About this task
Could you report every line of the listing below that holds the word "个人中心"?

Record set
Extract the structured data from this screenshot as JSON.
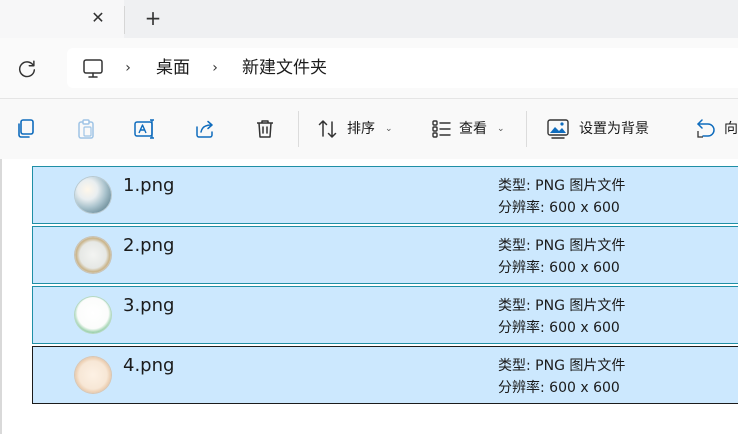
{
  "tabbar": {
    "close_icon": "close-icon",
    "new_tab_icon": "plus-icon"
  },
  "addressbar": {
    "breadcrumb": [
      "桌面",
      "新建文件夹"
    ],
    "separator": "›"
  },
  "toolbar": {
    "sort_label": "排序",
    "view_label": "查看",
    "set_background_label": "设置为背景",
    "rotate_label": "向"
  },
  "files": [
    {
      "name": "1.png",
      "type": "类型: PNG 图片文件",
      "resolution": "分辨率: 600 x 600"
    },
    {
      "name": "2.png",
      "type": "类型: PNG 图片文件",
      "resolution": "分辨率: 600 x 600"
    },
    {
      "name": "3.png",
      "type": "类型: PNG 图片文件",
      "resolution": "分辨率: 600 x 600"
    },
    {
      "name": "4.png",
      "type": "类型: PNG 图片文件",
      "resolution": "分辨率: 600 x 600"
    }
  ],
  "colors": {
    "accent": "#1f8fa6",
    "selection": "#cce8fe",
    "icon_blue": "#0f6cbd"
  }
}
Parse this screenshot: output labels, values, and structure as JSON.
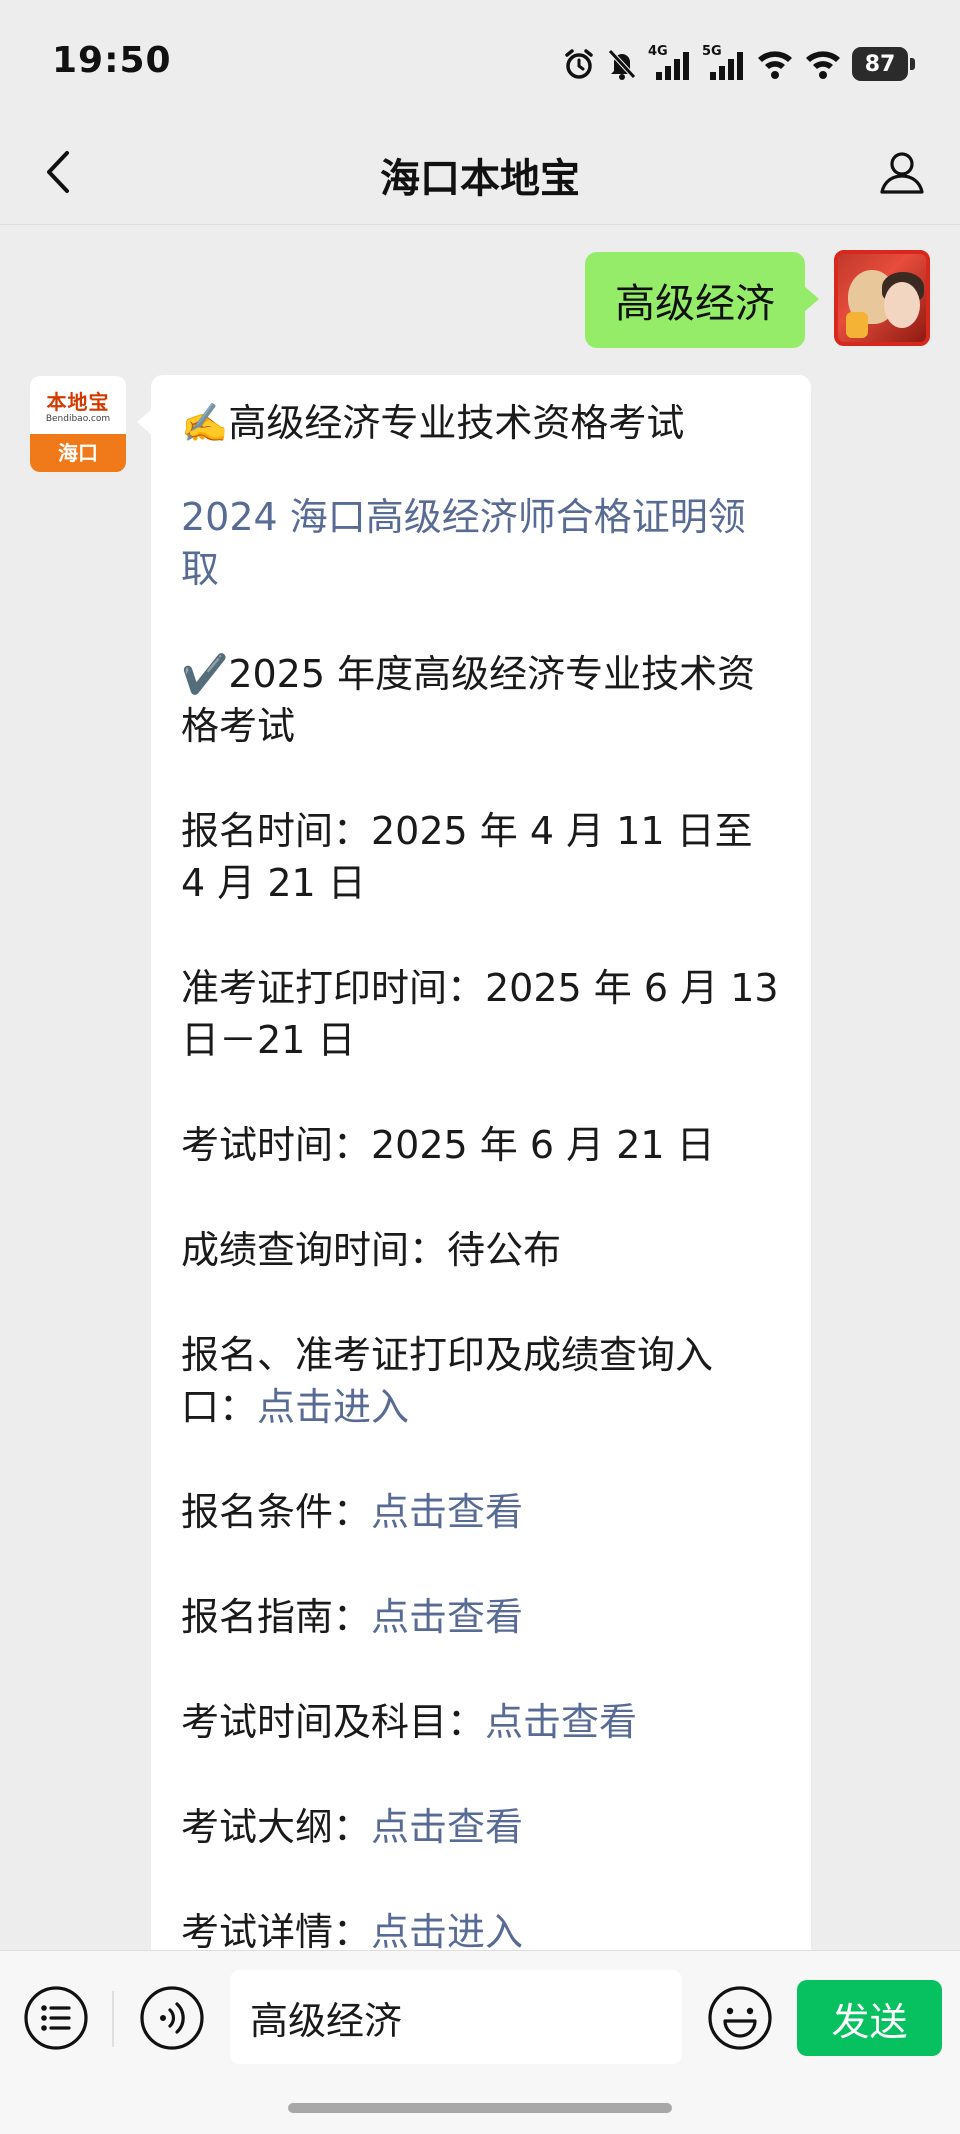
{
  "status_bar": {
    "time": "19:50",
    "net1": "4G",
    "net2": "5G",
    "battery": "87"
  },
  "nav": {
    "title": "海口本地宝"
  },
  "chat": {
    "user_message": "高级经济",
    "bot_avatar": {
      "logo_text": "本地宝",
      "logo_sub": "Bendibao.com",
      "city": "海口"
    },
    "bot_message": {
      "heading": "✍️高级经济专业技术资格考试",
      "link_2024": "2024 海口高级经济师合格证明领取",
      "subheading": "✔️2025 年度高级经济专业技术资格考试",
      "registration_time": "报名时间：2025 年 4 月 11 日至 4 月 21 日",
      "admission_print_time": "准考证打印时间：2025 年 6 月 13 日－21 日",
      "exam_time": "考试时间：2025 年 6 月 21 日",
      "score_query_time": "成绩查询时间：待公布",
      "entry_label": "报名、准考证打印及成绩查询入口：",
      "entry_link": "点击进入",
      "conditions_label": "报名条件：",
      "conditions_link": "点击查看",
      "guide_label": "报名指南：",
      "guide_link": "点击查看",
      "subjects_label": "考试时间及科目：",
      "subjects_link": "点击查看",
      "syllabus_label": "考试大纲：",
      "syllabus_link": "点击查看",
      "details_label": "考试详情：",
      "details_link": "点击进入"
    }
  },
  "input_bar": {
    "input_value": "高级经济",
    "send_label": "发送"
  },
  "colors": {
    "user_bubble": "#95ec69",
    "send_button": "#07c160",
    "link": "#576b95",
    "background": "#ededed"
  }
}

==

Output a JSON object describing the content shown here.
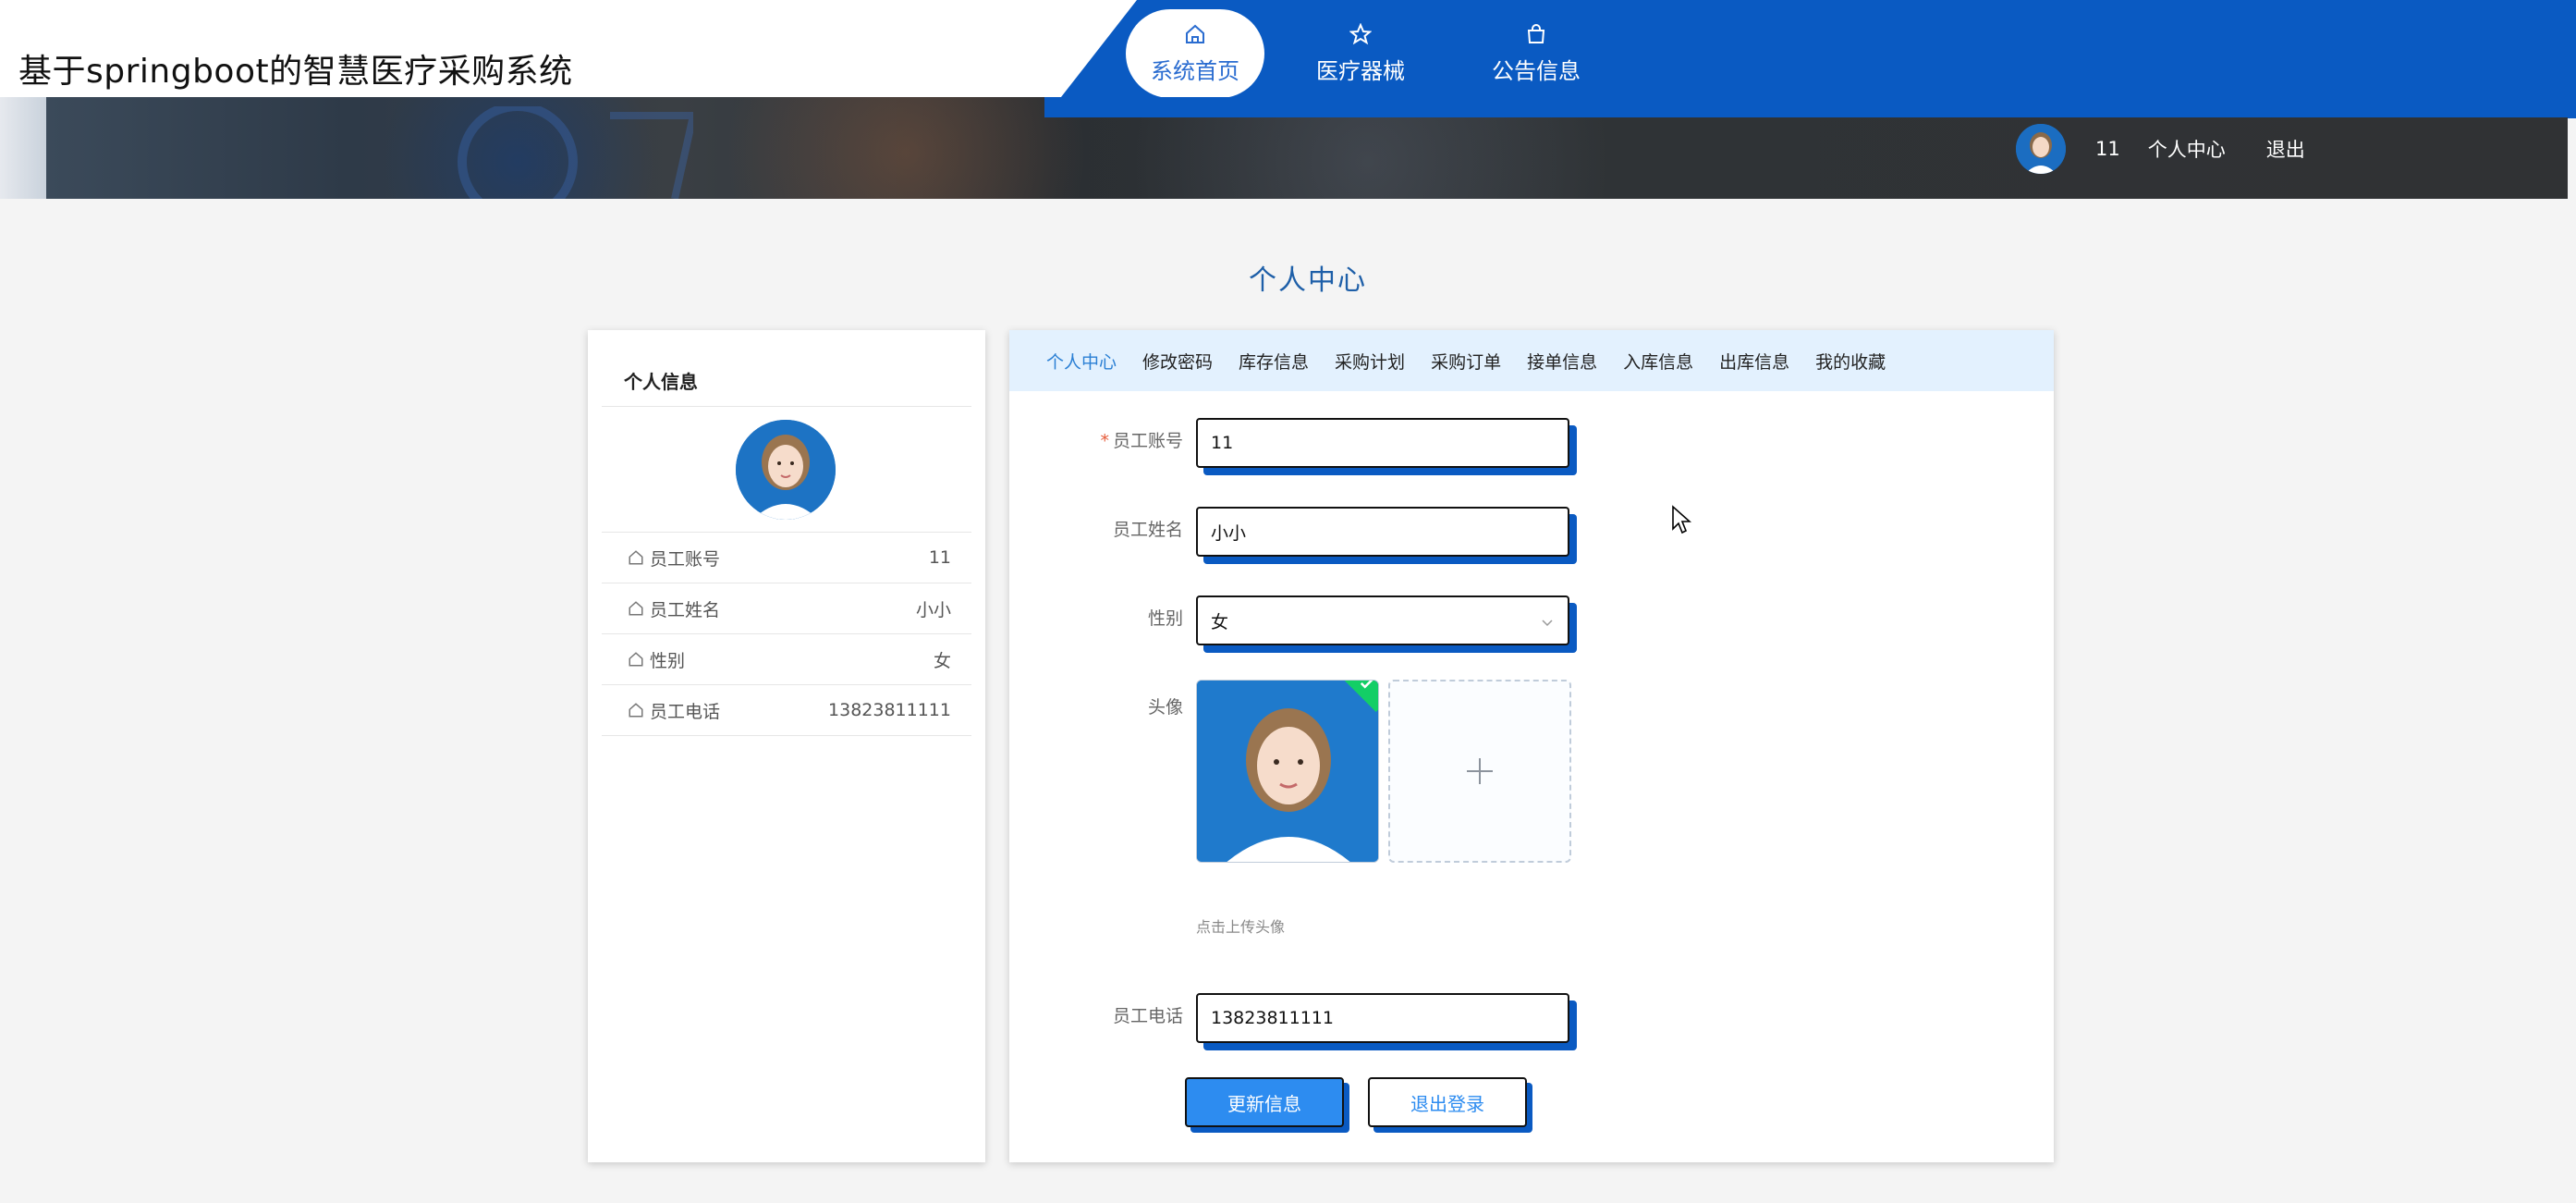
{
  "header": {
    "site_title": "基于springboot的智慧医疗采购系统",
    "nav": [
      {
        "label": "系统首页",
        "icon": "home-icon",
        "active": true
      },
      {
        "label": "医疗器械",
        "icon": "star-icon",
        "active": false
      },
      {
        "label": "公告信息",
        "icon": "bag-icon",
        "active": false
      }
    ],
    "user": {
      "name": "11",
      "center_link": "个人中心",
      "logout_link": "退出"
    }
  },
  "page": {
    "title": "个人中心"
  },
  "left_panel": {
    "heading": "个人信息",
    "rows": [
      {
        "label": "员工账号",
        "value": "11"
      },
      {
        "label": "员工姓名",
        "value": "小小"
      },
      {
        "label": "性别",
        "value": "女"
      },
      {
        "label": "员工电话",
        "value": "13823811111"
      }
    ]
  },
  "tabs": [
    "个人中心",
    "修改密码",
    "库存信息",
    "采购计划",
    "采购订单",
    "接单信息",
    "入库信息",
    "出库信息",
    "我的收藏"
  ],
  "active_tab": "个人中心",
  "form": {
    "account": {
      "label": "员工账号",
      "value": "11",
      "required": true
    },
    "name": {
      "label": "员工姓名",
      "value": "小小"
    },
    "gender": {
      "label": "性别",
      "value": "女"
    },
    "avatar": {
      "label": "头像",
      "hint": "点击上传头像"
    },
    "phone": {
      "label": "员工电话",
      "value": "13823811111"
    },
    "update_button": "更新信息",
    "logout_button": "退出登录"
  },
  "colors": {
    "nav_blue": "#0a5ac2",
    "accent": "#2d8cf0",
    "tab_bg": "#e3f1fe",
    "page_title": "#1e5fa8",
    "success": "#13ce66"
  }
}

Answer below
      "center_link": "个人中心",
    "title": "个人中心"
    "个人中心",
  "active_tab": "个人中心",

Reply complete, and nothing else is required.